Standing Alone


This twelve-minute experimental play explores the challenges of dealing with the aftermath of large wildfires that strike residential areas.  As the play opens, the Wildfire Victims recount the moments in which they escaped the fast-approaching fire.  The Woman emerges from the group, and progressively shares her experiences of confusion, anger, and guilt, as she examines the charred terrain that used to be her neighborhood.


During her journey of coping with this traumatic event, the Woman remembers past conversations with her neighbors, some of whom have died, and all of whom have lost their homes.  As she learns that her house is the only one not touched by the fire, the Woman experiences encounters with several different Wildfire Victims, including one who is deceased, but who haunts her, asking about his house and his art collection.  Although she struggles to make connections with her neighbors and with the injured who remain hospitalized, in the end, the staging reminds us that the Woman is left standing alone.




Cast size:




1 female, 1 male, 3-4 either gender


The static time of guilt in the present.


A barren burnt-down cul-de-sac neighborhood.


A mostly bare stage.  All locations are commingled onto a single stage, with no furniture or props to separate them.

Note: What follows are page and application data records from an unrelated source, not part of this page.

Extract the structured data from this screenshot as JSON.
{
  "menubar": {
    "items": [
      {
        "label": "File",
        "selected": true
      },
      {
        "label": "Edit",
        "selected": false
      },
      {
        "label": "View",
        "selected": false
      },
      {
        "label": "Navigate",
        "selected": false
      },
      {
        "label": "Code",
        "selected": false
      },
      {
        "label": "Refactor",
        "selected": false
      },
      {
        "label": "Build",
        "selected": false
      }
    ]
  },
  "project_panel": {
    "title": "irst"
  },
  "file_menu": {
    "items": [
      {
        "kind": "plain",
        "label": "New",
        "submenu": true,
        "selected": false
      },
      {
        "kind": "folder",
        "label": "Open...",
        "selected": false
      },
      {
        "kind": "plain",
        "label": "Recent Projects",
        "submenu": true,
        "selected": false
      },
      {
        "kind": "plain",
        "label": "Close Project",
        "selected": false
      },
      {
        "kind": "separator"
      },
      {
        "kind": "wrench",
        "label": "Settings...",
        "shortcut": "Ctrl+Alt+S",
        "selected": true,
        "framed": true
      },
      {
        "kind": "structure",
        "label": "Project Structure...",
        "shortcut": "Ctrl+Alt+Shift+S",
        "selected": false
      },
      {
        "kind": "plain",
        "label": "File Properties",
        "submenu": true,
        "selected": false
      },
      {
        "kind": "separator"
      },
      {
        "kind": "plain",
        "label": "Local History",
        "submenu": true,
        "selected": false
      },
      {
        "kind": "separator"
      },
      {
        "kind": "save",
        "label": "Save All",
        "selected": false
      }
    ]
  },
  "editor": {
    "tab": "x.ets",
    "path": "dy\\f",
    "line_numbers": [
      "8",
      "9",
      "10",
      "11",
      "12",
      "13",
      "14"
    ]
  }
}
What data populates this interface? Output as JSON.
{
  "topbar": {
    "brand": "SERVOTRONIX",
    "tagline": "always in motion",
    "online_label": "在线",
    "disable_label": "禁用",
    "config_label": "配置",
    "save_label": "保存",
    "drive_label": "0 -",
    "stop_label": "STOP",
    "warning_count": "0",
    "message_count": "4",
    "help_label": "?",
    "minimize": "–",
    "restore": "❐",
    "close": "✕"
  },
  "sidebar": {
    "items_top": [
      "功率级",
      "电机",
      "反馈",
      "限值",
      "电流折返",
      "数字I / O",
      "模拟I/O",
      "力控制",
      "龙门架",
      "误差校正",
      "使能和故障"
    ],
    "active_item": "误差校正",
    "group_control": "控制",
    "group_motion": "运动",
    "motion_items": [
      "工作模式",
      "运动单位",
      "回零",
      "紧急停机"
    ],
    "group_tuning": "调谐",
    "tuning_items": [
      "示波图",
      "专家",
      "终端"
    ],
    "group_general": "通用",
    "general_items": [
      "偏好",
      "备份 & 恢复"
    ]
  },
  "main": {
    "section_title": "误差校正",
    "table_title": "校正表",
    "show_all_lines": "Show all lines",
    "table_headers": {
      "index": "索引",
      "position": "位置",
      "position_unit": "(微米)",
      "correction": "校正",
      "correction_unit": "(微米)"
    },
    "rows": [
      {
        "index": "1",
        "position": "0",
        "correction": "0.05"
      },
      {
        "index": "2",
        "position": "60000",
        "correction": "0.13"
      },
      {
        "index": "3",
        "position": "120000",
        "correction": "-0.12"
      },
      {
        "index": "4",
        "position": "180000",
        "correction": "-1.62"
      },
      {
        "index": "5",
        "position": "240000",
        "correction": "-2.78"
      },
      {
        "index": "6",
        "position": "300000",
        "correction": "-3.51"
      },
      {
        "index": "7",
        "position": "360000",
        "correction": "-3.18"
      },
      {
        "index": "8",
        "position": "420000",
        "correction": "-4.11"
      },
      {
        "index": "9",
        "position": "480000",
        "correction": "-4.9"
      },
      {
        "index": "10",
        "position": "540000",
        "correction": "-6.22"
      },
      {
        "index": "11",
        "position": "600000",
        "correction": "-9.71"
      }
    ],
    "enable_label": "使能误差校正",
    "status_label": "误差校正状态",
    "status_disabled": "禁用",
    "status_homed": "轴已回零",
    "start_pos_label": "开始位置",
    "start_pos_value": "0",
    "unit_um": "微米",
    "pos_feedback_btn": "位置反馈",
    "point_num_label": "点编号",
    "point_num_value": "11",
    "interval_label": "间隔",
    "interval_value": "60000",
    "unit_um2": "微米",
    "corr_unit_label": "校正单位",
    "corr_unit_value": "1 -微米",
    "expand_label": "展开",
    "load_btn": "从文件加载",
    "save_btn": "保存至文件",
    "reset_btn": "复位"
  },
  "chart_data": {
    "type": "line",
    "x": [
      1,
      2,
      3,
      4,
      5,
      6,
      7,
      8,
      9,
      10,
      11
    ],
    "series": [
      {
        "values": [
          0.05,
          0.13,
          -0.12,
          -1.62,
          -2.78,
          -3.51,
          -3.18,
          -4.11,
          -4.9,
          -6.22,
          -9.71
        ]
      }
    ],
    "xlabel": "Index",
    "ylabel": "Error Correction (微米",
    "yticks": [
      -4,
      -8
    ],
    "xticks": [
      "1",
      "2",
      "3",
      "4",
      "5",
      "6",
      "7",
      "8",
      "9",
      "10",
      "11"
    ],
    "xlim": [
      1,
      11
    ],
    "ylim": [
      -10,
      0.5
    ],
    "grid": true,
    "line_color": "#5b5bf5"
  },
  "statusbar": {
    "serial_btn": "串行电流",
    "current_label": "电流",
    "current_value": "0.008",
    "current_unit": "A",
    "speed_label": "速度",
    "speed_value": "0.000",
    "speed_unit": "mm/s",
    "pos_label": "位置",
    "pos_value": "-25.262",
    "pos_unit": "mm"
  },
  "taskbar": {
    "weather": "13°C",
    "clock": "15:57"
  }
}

Conventional blocking and presentation in the style of realism should both be used sparingly.






Production History


Standing Alone received its premiere production as part of Si Molesto con Mi Canto: A Concert of New Socio-Political Works, produced by Edge Theatre Ensemble at the Chamber Theater in Seattle, Washington, on April 1-3, 2005.  The play was directed by Linda Lombardi, with Sound Design created by Larry Ryan; and was performed by the following cast:




Sarah Ahrens

Wildfire Victim #1

Brittany Quist

Wildfire Victim #2

Carolynne Wilcox

Wildfire Victim #3

J. Spyder Isaacson

Wildfire Victim #4

Mok Moser